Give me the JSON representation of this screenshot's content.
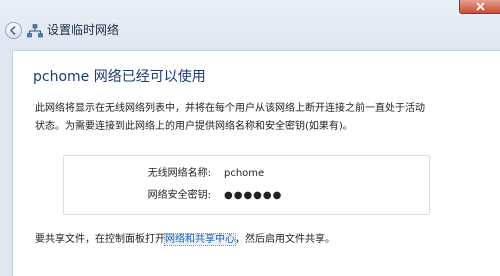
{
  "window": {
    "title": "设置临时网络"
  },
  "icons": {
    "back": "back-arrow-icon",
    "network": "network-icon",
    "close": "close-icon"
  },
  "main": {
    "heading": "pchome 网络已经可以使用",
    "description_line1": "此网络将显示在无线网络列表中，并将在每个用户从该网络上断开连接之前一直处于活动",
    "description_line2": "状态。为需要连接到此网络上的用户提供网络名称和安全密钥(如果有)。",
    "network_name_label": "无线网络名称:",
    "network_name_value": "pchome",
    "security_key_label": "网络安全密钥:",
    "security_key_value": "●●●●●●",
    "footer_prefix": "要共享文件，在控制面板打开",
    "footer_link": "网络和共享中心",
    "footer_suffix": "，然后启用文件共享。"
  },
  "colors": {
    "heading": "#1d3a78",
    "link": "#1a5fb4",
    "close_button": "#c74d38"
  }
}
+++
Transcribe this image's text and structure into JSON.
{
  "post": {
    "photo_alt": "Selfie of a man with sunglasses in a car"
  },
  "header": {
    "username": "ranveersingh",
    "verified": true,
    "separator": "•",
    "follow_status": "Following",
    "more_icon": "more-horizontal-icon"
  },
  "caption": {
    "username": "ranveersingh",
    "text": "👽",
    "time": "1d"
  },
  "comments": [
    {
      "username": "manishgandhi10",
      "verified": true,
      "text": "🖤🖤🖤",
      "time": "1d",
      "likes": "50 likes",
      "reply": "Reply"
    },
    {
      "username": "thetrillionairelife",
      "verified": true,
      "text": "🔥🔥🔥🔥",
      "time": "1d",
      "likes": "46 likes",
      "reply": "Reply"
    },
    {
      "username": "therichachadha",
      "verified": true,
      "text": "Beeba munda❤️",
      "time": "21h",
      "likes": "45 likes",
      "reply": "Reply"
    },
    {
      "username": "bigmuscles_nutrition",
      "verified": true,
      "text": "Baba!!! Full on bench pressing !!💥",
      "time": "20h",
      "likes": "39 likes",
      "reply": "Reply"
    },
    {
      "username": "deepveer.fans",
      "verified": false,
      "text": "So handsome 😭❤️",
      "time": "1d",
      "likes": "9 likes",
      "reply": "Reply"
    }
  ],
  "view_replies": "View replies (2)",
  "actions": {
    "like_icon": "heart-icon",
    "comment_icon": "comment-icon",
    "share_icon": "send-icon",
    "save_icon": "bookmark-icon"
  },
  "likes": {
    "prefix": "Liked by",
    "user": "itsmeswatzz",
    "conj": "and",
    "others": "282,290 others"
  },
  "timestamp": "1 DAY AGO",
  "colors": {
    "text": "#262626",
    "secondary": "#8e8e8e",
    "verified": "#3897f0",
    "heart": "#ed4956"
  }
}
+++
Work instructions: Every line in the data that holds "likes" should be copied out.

Task answer:
      "likes": "50 likes",
      "likes": "46 likes",
      "likes": "45 likes",
      "likes": "39 likes",
      "likes": "9 likes",
  "likes": {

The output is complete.